Ruby Influenced C#

Before joining my current project I spent about 4 months working with Ruby every day, the first time I’d done so for a few years. It was a glorious time: uncluttered syntax, closures, internal iterators, and with open classes, the ability to extend the ‘core’ at will.

Today I’m working with C# and .NET, and I’ve noticed that those 4 months with Ruby have changed the way I’ve been writing code. Most noticeably, I’m using anonymous delegates a lot more. But that’s not all.

I’ve found myself aching to use the List<T>’s ForEach method; I’m now wired to use Ruby’s internal iterators where instead of

List people = FindAllPeople();
foreach (Person person in people) {

I can instead do

List<Person> people = FindAllPeople();
people.ForEach(delegate(Person person) {

But, frequently I’m put off by the surrounding guff that’s needed to express the same and have almost always gone back to the more traditional external iterator-based approach. It’s simply too high-a-price to pay.

One of the largest smells I’ve noticed recently (to my mind) appears driven out of not having open classes and external iterators. If they were there, I’m sure people would use them. The result: all across the codebase, whenever you need to convert from type to another you’ll see

List<Person> people = FindAllPeople();
List<String> firstNames = new List<String>();

foreach (Person person in people) {

This smells to me. But it really, really smells from having used Ruby where I would previously have written something as succinctly as this:

find_all_people.collect {|person|}

(I’m sure other languages could do equally good things- but I’m familiar with Ruby, before the Pythonists pounce :p)

Well, turns out that you can get nearly there with C# 2.0 and .NET 2.0 with the almost certainly underused ConvertAll method (also part of List<T>).

List<Person> people = FindAllPeople();
List<String> names = people.ConvertAll(delegate(Person person) {
  return person.Name;

There’s still a fair bit of accidental complexity remaining- lot’s of delegate and type declarations.

C# 3.0 introduced lambda expressions and we can use that to bubble our soup down to a nice intentional broth even more. We can get rid of the delegate bumpf and let the compiler infer the type (we are still statically typed after all)

List<Person> people = FindAllPeople();List<String> names = people.ConvertAll(person => person.Name);

Next step, we can also infer the types for our local variables:

var people = FindAllPeople();
var names = people.ConvertAll(person => person.Name);

Pretty nice. Most of the code is focused on the task at hand, and on expressing the necessary complexity (what it means to convert people to names). Guess learning a new language each year has it’s benefits.

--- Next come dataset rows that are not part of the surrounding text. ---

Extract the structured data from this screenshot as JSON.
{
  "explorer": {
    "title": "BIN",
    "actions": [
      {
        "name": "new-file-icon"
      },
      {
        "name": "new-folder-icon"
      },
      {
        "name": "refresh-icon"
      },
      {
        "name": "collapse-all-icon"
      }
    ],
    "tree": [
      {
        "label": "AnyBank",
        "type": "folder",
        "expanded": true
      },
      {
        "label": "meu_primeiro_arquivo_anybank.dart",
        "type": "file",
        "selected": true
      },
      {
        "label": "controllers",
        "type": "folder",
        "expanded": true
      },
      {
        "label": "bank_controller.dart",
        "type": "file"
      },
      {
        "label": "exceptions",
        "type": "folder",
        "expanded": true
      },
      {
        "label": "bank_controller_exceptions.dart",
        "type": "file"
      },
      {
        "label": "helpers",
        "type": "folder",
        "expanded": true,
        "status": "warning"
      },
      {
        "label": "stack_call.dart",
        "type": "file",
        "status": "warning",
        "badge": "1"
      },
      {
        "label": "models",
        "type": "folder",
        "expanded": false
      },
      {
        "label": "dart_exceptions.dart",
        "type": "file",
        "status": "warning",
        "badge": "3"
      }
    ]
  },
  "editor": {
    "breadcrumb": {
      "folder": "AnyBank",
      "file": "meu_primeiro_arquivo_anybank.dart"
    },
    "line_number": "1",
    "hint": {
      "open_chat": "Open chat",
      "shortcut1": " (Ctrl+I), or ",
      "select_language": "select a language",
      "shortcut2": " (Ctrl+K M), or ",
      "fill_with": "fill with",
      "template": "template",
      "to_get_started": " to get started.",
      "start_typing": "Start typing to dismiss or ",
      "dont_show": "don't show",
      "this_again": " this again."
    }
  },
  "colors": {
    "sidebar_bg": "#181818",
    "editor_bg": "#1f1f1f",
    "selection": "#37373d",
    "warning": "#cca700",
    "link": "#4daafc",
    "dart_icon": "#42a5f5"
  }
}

I’ve got another bit of Ruby influenced C# refactoring to cover (a somewhat declarative way of removing switch statements), hopefully I’ll get that posted tomorrow!